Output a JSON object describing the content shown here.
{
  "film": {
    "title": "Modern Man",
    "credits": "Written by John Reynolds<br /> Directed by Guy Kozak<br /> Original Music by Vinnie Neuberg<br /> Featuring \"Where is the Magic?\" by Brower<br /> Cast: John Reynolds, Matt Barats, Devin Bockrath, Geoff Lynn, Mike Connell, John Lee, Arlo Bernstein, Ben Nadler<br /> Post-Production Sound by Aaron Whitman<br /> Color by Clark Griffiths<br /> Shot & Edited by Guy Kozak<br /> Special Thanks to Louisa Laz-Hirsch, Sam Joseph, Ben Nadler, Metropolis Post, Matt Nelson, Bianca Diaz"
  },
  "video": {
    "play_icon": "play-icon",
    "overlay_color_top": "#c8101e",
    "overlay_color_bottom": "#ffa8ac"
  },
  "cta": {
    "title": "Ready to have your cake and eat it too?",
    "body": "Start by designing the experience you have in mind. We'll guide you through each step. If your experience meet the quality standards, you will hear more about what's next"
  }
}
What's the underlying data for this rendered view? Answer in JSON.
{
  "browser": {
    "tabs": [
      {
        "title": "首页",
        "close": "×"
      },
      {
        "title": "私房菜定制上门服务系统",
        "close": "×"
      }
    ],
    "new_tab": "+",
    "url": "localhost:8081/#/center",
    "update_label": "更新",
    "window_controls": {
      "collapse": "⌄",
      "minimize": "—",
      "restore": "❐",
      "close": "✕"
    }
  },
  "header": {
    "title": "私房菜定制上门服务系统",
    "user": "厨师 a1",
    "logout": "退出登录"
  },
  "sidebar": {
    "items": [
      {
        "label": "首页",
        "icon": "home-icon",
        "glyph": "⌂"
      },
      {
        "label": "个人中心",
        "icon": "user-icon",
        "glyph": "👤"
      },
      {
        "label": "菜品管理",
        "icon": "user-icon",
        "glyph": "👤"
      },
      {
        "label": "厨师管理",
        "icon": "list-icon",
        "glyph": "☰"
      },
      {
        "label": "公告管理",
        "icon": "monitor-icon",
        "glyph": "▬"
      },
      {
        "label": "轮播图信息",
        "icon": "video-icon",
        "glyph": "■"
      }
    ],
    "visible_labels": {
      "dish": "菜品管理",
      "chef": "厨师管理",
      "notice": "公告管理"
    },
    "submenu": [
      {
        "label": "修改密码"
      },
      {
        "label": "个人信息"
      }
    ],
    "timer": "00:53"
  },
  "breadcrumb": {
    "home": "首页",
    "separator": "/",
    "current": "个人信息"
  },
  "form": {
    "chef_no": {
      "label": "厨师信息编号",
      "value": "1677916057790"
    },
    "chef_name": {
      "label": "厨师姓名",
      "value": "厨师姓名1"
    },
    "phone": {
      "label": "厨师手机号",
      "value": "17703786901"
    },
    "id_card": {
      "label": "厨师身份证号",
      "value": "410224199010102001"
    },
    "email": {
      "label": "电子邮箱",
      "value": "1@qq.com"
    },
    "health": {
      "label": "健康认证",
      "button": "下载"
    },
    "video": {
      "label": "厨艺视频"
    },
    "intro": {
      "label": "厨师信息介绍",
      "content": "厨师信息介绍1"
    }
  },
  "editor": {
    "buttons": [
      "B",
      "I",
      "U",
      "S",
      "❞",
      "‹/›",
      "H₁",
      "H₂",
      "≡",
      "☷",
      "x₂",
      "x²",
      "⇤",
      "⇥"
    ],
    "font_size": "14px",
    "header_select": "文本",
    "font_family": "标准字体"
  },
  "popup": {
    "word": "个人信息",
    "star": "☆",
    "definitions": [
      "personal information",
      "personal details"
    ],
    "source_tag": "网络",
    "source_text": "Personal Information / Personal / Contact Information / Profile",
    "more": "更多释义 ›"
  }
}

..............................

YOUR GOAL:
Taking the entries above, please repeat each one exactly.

ANSWER BOX:
Output a JSON object describing the content shown here.
{
  "film": {
    "title": "Modern Man",
    "credits": "Written by John Reynolds<br /> Directed by Guy Kozak<br /> Original Music by Vinnie Neuberg<br /> Featuring \"Where is the Magic?\" by Brower<br /> Cast: John Reynolds, Matt Barats, Devin Bockrath, Geoff Lynn, Mike Connell, John Lee, Arlo Bernstein, Ben Nadler<br /> Post-Production Sound by Aaron Whitman<br /> Color by Clark Griffiths<br /> Shot & Edited by Guy Kozak<br /> Special Thanks to Louisa Laz-Hirsch, Sam Joseph, Ben Nadler, Metropolis Post, Matt Nelson, Bianca Diaz"
  },
  "video": {
    "play_icon": "play-icon",
    "overlay_color_top": "#c8101e",
    "overlay_color_bottom": "#ffa8ac"
  },
  "cta": {
    "title": "Ready to have your cake and eat it too?",
    "body": "Start by designing the experience you have in mind. We'll guide you through each step. If your experience meet the quality standards, you will hear more about what's next"
  }
}
What's the underlying data for this rendered view? Answer in JSON.
{
  "browser": {
    "tabs": [
      {
        "title": "首页",
        "close": "×"
      },
      {
        "title": "私房菜定制上门服务系统",
        "close": "×"
      }
    ],
    "new_tab": "+",
    "url": "localhost:8081/#/center",
    "update_label": "更新",
    "window_controls": {
      "collapse": "⌄",
      "minimize": "—",
      "restore": "❐",
      "close": "✕"
    }
  },
  "header": {
    "title": "私房菜定制上门服务系统",
    "user": "厨师 a1",
    "logout": "退出登录"
  },
  "sidebar": {
    "items": [
      {
        "label": "首页",
        "icon": "home-icon",
        "glyph": "⌂"
      },
      {
        "label": "个人中心",
        "icon": "user-icon",
        "glyph": "👤"
      },
      {
        "label": "菜品管理",
        "icon": "user-icon",
        "glyph": "👤"
      },
      {
        "label": "厨师管理",
        "icon": "list-icon",
        "glyph": "☰"
      },
      {
        "label": "公告管理",
        "icon": "monitor-icon",
        "glyph": "▬"
      },
      {
        "label": "轮播图信息",
        "icon": "video-icon",
        "glyph": "■"
      }
    ],
    "visible_labels": {
      "dish": "菜品管理",
      "chef": "厨师管理",
      "notice": "公告管理"
    },
    "submenu": [
      {
        "label": "修改密码"
      },
      {
        "label": "个人信息"
      }
    ],
    "timer": "00:53"
  },
  "breadcrumb": {
    "home": "首页",
    "separator": "/",
    "current": "个人信息"
  },
  "form": {
    "chef_no": {
      "label": "厨师信息编号",
      "value": "1677916057790"
    },
    "chef_name": {
      "label": "厨师姓名",
      "value": "厨师姓名1"
    },
    "phone": {
      "label": "厨师手机号",
      "value": "17703786901"
    },
    "id_card": {
      "label": "厨师身份证号",
      "value": "410224199010102001"
    },
    "email": {
      "label": "电子邮箱",
      "value": "1@qq.com"
    },
    "health": {
      "label": "健康认证",
      "button": "下载"
    },
    "video": {
      "label": "厨艺视频"
    },
    "intro": {
      "label": "厨师信息介绍",
      "content": "厨师信息介绍1"
    }
  },
  "editor": {
    "buttons": [
      "B",
      "I",
      "U",
      "S",
      "❞",
      "‹/›",
      "H₁",
      "H₂",
      "≡",
      "☷",
      "x₂",
      "x²",
      "⇤",
      "⇥"
    ],
    "font_size": "14px",
    "header_select": "文本",
    "font_family": "标准字体"
  },
  "popup": {
    "word": "个人信息",
    "star": "☆",
    "definitions": [
      "personal information",
      "personal details"
    ],
    "source_tag": "网络",
    "source_text": "Personal Information / Personal / Contact Information / Profile",
    "more": "更多释义 ›"
  }
}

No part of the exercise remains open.